[WHAT IS BEING ASKED]: Filter these entries down to lines holding "name".

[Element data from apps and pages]
━━━━━━━━━━━━━━━━━━━━━━━━━━━━━━

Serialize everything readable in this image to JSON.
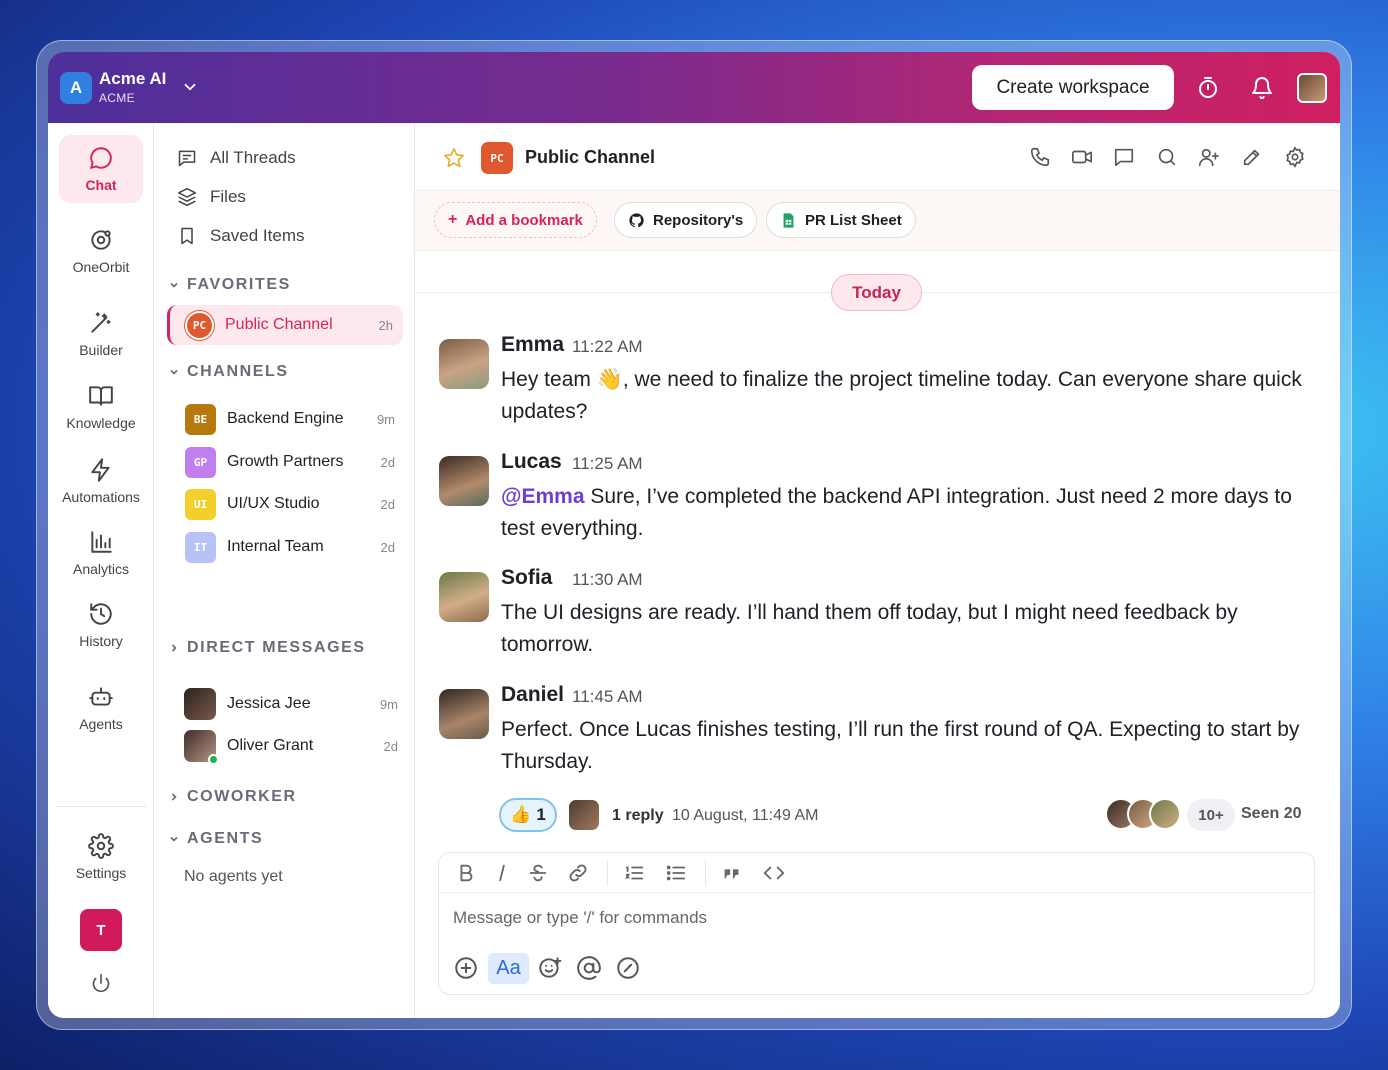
{
  "workspace": {
    "logo_letter": "A",
    "name": "Acme AI",
    "sub": "ACME"
  },
  "topbar": {
    "create_label": "Create workspace"
  },
  "rail": {
    "items": [
      {
        "label": "Chat",
        "icon": "chat-icon"
      },
      {
        "label": "OneOrbit",
        "icon": "orbit-icon"
      },
      {
        "label": "Builder",
        "icon": "magic-wand-icon"
      },
      {
        "label": "Knowledge",
        "icon": "book-icon"
      },
      {
        "label": "Automations",
        "icon": "lightning-icon"
      },
      {
        "label": "Analytics",
        "icon": "bar-chart-icon"
      },
      {
        "label": "History",
        "icon": "history-icon"
      },
      {
        "label": "Agents",
        "icon": "robot-icon"
      }
    ],
    "settings": "Settings",
    "user_initial": "T"
  },
  "panel": {
    "nav": [
      {
        "label": "All Threads",
        "icon": "threads-icon"
      },
      {
        "label": "Files",
        "icon": "layers-icon"
      },
      {
        "label": "Saved Items",
        "icon": "bookmark-icon"
      }
    ],
    "favorites_title": "FAVORITES",
    "favorite": {
      "badge": "PC",
      "name": "Public Channel",
      "time": "2h"
    },
    "channels_title": "CHANNELS",
    "channels": [
      {
        "badge": "BE",
        "name": "Backend Engine",
        "time": "9m",
        "color": "#b7780e"
      },
      {
        "badge": "GP",
        "name": "Growth Partners",
        "time": "2d",
        "color": "#c07ff0"
      },
      {
        "badge": "UI",
        "name": "UI/UX Studio",
        "time": "2d",
        "color": "#f2cf2a"
      },
      {
        "badge": "IT",
        "name": "Internal Team",
        "time": "2d",
        "color": "#b8c3f5"
      }
    ],
    "dm_title": "DIRECT MESSAGES",
    "dms": [
      {
        "name": "Jessica Jee",
        "time": "9m"
      },
      {
        "name": "Oliver Grant",
        "time": "2d"
      }
    ],
    "coworker_title": "COWORKER",
    "agents_title": "AGENTS",
    "no_agents": "No agents yet"
  },
  "channel": {
    "badge": "PC",
    "title": "Public Channel",
    "bookmarks": {
      "add": "Add a bookmark",
      "repo": "Repository's",
      "sheet": "PR List Sheet"
    }
  },
  "today_label": "Today",
  "messages": [
    {
      "author": "Emma",
      "time": "11:22 AM",
      "text": "Hey team 👋, we need to finalize the project timeline today. Can everyone share quick updates?"
    },
    {
      "author": "Lucas",
      "time": "11:25 AM",
      "mention": "@Emma",
      "text": " Sure, I’ve completed the backend API integration. Just need 2 more days to test everything."
    },
    {
      "author": "Sofia",
      "time": "11:30 AM",
      "text": "The UI designs are ready. I’ll hand them off today, but I might need feedback by tomorrow."
    },
    {
      "author": "Daniel",
      "time": "11:45 AM",
      "text": "Perfect. Once Lucas finishes testing, I’ll run the first round of QA. Expecting to start by Thursday."
    }
  ],
  "thread_meta": {
    "reaction_emoji": "👍",
    "reaction_count": "1",
    "reply": "1 reply",
    "reply_time": "10 August, 11:49 AM",
    "seen_more": "10+",
    "seen": "Seen 20"
  },
  "composer": {
    "placeholder": "Message or type '/' for commands",
    "aa_label": "Aa"
  },
  "colors": {
    "accent": "#d6245b",
    "mention": "#6b3fd4"
  }
}
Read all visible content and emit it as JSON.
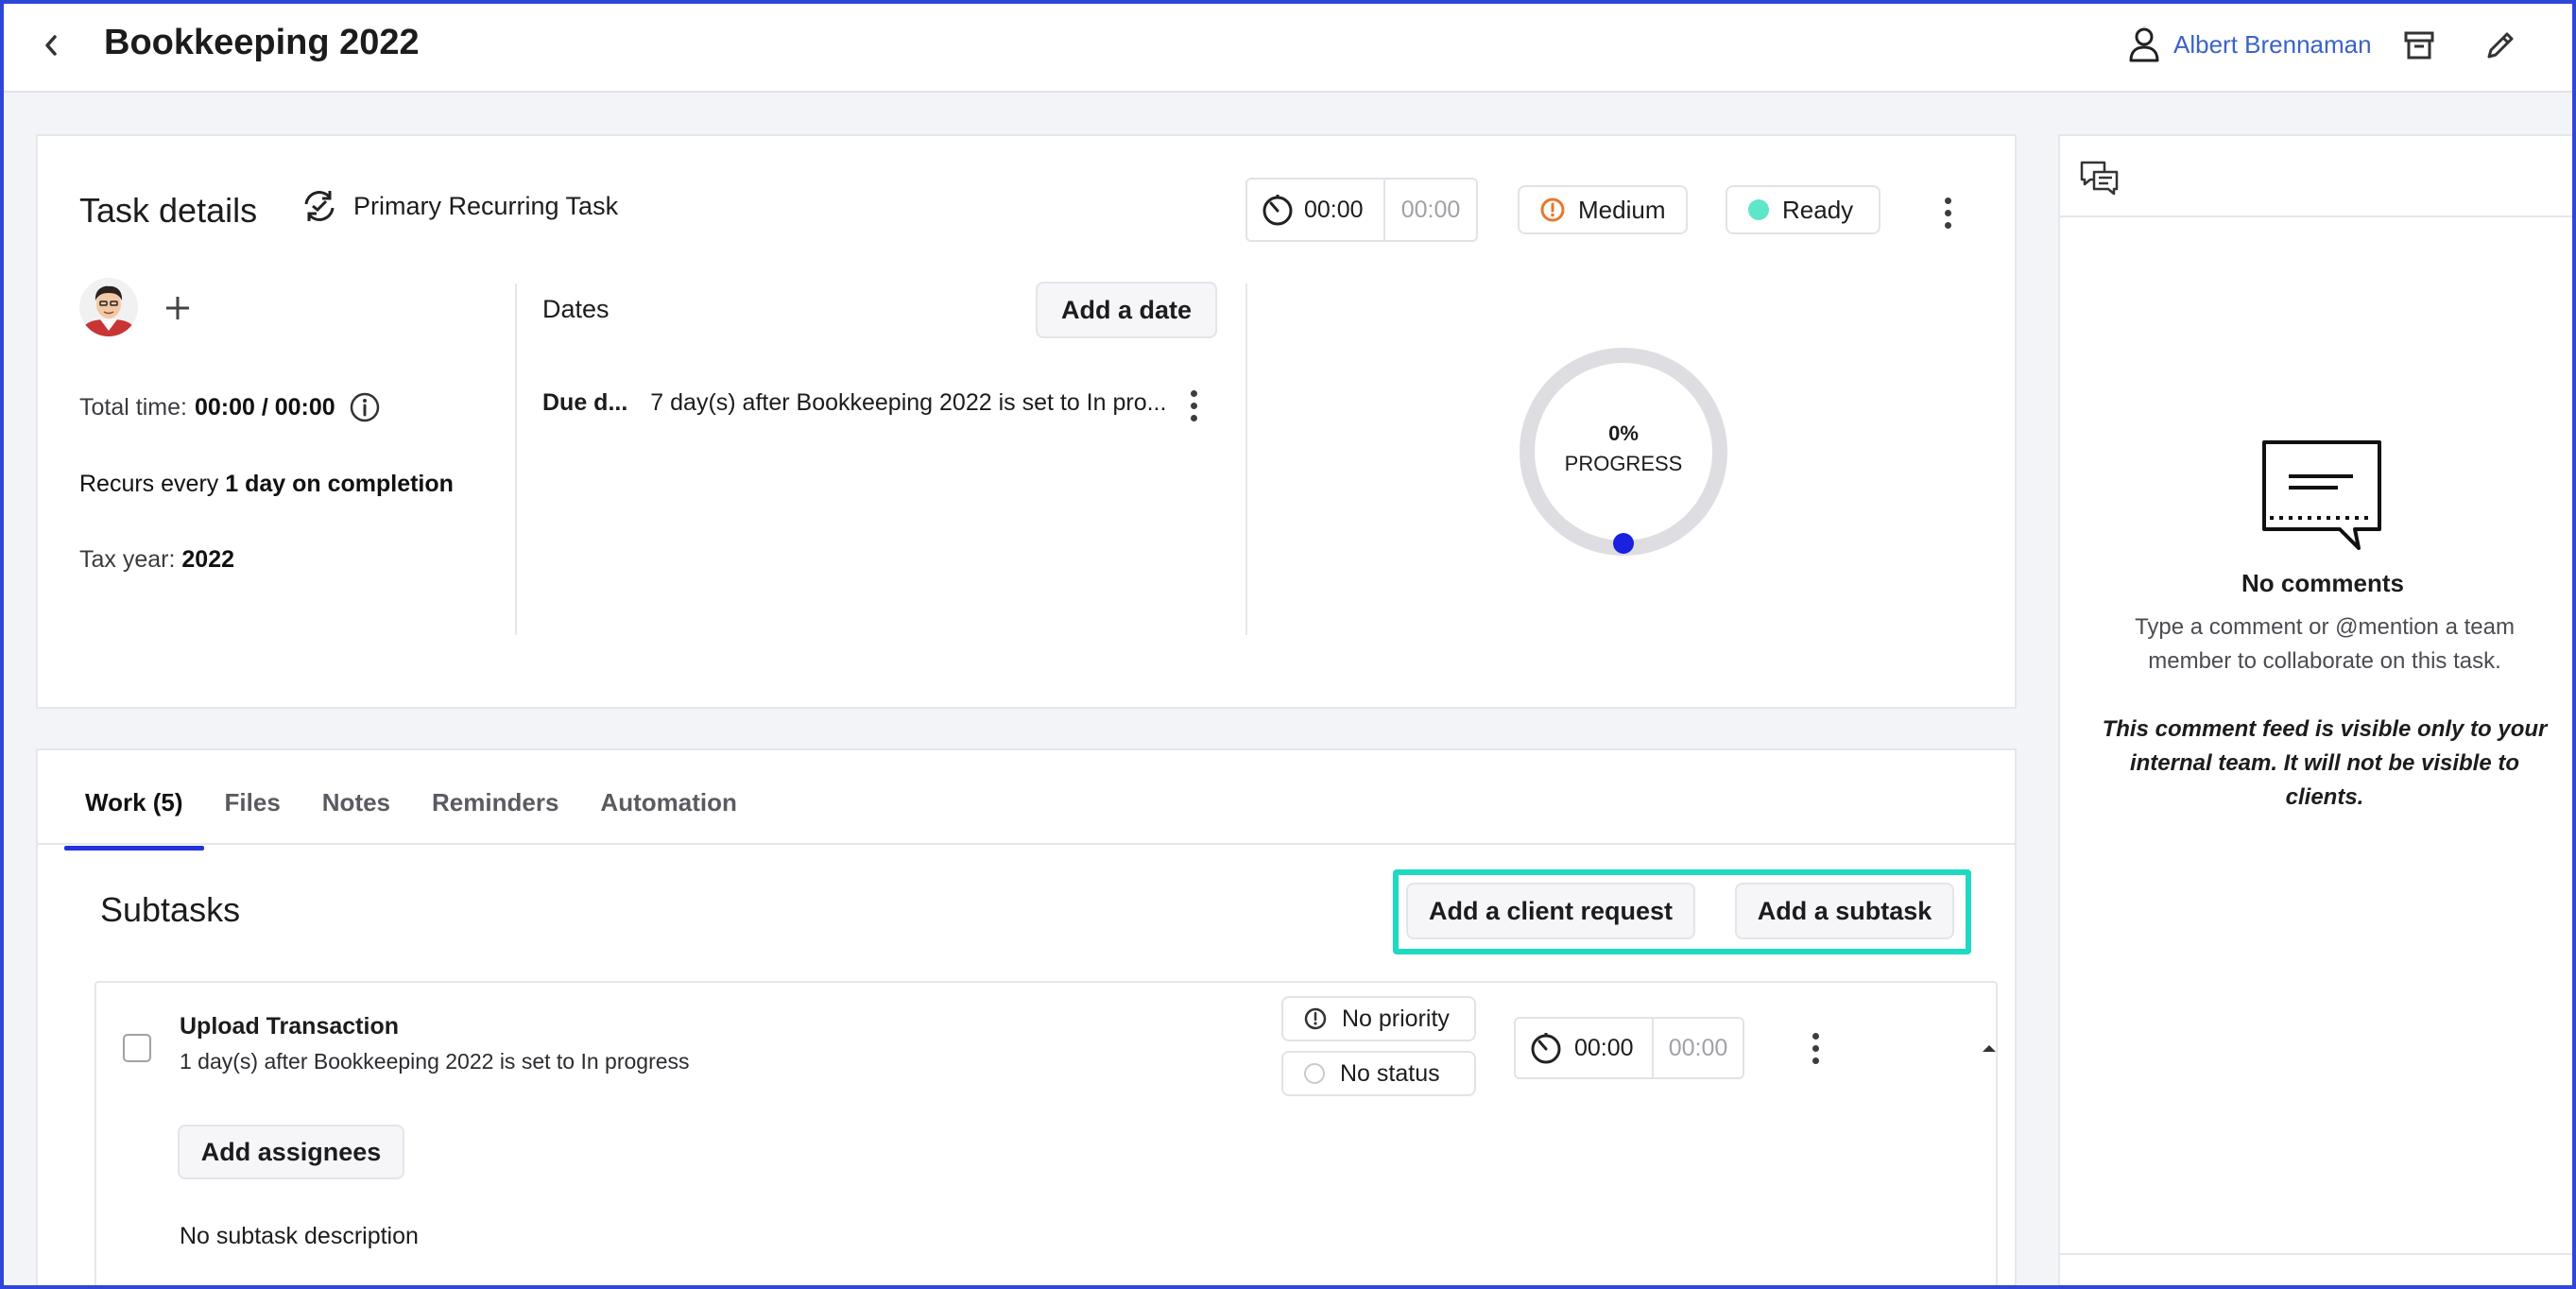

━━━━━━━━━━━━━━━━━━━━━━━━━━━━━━

[OUTPUT FOR THIS EXERCISE]:
    "name": "Acme AI",
      "name": "Public Channel",
        "name": "Backend Engine",
        "name": "Growth Partners",
        "name": "UI/UX Studio",
        "name": "Internal Team",
        "name": "Jessica Jee",
        "name": "Oliver Grant",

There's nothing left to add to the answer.